Assignment: Scan the entries below for the word "Produces", then copy each line that holds it.

══ Records for this task

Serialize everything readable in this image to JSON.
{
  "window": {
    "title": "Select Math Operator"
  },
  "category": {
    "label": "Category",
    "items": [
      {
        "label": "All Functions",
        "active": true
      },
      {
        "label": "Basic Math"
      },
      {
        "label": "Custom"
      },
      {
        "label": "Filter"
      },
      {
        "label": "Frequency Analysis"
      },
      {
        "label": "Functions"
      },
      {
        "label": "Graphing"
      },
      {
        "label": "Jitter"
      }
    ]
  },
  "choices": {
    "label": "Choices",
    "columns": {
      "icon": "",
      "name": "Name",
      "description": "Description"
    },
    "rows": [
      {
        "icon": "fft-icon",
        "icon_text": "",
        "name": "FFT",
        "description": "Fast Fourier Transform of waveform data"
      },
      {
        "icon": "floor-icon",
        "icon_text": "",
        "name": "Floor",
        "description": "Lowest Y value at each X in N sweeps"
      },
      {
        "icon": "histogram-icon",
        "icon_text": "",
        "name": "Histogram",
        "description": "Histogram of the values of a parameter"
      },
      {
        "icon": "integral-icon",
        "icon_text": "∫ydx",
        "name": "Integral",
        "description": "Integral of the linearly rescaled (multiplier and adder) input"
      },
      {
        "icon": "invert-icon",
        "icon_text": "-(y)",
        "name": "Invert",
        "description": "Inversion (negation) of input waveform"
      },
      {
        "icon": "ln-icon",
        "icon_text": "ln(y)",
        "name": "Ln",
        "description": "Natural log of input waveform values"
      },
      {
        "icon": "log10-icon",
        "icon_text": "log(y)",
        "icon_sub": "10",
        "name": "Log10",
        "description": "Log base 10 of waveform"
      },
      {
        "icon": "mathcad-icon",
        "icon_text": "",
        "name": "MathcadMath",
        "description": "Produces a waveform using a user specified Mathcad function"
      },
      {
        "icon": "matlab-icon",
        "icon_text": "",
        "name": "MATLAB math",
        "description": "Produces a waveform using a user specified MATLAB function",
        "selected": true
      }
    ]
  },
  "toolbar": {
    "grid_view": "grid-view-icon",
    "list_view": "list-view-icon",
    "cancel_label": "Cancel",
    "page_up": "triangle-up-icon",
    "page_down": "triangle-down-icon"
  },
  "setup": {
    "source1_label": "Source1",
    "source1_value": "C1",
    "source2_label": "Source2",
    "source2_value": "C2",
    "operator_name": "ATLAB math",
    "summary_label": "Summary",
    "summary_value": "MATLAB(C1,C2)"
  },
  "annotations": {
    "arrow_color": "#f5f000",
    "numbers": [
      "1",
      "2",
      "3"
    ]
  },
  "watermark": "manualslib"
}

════

Written solution:
        "description": "Produces a waveform using a user specified Mathcad function"
        "description": "Produces a waveform using a user specified MATLAB function",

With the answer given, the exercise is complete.